■ Problem requirements
Among the entries below, find every line that has "this" and pull it out.

■ Data section
....

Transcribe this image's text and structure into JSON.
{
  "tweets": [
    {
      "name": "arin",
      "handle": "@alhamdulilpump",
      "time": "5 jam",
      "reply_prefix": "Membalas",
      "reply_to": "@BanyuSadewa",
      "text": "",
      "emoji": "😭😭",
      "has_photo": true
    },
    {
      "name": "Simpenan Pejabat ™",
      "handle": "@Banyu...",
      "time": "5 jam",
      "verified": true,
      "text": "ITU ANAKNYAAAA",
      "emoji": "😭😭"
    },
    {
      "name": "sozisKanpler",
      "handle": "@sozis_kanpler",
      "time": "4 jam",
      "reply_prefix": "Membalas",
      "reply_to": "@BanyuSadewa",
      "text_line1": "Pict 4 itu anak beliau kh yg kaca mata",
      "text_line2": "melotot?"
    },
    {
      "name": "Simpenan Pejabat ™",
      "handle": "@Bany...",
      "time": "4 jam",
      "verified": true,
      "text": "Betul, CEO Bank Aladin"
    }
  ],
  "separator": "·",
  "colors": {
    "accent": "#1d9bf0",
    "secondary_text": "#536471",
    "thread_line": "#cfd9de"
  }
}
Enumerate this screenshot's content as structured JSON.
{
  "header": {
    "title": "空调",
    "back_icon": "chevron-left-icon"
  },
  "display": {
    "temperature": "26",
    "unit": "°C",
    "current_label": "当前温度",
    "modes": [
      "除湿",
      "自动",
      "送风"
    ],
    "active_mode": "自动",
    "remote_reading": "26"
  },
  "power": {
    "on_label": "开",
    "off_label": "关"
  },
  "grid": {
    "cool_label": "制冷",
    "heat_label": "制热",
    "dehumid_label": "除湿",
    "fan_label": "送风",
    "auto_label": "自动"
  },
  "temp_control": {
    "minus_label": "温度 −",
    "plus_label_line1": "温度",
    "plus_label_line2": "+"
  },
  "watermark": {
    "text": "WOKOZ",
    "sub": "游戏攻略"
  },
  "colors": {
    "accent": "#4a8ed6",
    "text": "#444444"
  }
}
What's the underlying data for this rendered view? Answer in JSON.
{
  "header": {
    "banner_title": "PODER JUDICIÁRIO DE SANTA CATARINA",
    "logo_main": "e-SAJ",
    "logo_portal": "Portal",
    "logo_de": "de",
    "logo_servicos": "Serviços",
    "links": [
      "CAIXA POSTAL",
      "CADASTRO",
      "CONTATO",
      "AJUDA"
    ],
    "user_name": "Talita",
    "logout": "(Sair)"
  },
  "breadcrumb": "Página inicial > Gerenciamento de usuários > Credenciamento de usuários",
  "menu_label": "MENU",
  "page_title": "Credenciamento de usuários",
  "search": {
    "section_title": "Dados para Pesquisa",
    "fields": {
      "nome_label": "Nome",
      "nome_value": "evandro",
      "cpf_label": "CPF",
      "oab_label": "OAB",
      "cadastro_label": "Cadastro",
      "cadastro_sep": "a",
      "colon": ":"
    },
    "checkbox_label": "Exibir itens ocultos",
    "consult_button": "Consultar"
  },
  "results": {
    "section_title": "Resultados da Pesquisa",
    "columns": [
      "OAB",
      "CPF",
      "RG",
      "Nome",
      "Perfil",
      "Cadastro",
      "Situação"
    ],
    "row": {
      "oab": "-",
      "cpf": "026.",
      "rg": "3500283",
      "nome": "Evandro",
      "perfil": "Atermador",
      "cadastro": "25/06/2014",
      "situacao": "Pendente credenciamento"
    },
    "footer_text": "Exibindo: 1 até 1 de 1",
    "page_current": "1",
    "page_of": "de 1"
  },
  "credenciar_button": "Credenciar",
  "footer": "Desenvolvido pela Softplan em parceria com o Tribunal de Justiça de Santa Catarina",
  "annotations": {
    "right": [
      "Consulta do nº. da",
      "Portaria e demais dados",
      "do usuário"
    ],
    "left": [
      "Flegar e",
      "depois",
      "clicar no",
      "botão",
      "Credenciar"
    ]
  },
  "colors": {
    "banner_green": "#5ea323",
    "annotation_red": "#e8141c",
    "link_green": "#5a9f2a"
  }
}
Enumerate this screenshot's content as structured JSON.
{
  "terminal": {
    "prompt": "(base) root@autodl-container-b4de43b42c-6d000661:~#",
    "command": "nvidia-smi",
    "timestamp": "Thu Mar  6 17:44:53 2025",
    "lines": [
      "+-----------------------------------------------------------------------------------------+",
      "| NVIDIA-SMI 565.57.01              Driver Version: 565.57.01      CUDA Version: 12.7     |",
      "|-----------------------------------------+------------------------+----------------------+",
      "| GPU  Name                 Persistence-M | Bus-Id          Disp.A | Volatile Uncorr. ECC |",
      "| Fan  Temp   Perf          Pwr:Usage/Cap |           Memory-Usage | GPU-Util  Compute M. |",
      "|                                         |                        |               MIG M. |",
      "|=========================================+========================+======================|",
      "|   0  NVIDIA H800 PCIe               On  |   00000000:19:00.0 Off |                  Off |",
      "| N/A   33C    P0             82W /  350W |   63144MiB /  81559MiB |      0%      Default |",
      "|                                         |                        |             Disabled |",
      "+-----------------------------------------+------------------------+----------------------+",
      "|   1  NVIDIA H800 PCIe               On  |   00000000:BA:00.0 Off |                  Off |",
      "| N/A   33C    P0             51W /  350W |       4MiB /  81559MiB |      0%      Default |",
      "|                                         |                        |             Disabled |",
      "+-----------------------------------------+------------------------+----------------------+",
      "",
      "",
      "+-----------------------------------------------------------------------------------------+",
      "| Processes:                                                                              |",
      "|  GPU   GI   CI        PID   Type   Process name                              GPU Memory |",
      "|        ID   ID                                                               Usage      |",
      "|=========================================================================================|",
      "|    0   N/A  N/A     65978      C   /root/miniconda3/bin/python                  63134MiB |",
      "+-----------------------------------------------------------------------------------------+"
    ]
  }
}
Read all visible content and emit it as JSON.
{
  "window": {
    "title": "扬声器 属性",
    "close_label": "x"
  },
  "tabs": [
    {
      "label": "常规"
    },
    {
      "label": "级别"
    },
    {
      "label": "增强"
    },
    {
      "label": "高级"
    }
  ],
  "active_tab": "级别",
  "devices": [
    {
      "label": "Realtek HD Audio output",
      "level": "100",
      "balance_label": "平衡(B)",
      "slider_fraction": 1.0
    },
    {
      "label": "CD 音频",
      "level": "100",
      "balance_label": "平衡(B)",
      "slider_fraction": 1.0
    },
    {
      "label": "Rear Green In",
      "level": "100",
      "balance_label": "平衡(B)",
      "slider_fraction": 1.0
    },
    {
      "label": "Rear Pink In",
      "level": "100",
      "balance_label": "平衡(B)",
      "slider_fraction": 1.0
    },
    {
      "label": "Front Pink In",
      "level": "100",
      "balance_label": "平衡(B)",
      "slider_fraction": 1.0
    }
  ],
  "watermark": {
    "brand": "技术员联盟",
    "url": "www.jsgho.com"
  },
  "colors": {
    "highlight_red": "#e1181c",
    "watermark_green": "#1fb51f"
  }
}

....

■ Worked solution
Transcribe this image's text and structure into JSON.
Enumerate this screenshot's content as structured JSON.
What's the underlying data for this rendered view? Answer in JSON.
Enumerate this screenshot's content as structured JSON.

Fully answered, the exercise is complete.